- Large-scale, nonpharmaceutical, anticontagion policies across 6 countries to mitigate SARS-CoV-2 spread appear to have prevented or delayed ~62 million cases (55-66 million) of COVID-19.
Why this matters
- Results suggest continuation of containment interventions (e.g., shelter at home, limited travel) to contain SARS-CoV-2 transmission and acquisition during sporadic outbreaks.
- Without mitigation, early COVID-19 infections grow by an average 43% per day (standard error [SE], 5%).
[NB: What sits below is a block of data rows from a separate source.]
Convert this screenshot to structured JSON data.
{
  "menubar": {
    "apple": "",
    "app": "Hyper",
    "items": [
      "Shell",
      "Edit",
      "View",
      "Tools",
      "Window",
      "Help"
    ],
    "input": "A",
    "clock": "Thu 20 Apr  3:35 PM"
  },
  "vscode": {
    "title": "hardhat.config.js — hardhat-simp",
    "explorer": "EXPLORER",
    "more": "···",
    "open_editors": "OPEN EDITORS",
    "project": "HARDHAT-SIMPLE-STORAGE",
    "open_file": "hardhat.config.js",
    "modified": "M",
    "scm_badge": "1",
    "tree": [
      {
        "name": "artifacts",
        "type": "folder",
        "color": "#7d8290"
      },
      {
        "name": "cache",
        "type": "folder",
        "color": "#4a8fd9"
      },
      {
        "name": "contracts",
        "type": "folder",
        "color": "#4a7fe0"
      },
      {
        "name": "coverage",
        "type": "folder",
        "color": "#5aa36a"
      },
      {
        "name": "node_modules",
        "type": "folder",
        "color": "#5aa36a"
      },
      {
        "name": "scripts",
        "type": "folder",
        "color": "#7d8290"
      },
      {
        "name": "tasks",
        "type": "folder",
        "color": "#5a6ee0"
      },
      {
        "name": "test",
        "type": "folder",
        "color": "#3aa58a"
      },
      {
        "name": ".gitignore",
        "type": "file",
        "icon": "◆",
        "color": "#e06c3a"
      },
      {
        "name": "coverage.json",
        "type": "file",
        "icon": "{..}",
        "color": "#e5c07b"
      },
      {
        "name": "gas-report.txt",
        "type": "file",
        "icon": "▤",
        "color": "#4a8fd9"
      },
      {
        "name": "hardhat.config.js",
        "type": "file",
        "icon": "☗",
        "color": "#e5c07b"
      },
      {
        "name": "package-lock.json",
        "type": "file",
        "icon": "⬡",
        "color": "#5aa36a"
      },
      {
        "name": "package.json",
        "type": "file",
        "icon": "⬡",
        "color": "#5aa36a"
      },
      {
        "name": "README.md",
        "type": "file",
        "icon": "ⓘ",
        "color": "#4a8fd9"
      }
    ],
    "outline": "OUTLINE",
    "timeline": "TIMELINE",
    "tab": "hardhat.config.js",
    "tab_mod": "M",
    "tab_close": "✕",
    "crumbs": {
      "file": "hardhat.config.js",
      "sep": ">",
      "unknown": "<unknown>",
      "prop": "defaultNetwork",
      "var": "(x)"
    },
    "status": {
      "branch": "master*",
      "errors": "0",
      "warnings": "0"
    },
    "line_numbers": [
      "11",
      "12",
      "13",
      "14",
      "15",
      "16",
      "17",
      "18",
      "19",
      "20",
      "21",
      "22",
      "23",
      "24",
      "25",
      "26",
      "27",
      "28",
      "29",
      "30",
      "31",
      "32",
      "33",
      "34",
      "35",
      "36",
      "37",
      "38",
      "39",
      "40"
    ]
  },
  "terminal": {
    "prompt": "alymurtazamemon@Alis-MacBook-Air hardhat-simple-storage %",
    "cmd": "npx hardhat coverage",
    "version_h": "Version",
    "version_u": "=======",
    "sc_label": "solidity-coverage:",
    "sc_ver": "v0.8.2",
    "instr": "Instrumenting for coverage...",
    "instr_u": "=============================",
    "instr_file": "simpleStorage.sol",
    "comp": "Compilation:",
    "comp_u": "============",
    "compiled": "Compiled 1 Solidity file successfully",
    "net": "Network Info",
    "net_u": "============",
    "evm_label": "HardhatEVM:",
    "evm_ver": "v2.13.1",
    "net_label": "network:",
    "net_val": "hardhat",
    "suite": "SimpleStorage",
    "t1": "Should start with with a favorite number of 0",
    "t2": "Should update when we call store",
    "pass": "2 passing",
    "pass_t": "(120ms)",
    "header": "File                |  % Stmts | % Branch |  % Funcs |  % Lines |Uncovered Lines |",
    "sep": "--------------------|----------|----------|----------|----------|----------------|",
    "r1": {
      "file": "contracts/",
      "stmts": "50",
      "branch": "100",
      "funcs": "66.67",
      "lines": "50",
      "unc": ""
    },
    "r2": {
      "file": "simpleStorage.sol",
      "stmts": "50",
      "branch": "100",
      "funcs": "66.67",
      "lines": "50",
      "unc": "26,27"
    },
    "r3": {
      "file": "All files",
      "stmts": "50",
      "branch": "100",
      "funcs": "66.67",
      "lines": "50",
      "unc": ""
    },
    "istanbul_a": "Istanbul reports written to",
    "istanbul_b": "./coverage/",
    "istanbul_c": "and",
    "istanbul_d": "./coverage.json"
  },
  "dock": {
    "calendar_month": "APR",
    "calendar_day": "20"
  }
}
- Excluding Iran (where high rates are unexplained), the average daily growth rate is 38% (SE, 5%).
- Based on China, the pattern under 3 combined policies led to:
- Reduced infection growth by −0.026 (SE, 0.046) in week 1,
- Steeper reductions in week 2, by −0.20 (SE, 0.049), and
- Stabilizing in week 3 at −0.28 (SE, 0.047).
- Overall, all policies combined slowed daily average infection growth rates (SEs):
- China: −0.252 (0.045; P<.001>
- South Korea: −0.248 (0.089; P<.01>
- Italy: −0.24 (0.068; P<.001>
- Iran: −0.355 (0.063; P<.001>
- France: −0.123 (0.019; P<.001>
- United States: −0.084 (0.03; P<.01>
- Empirical evaluation of direct effects of anticontagion policies across China, France, Italy, Iran, South Korea, and the United States, from earliest available dates to 6 April 2020.
- Funding: None disclosed.
- Bias for case detection trends.
- No focus on other confounders.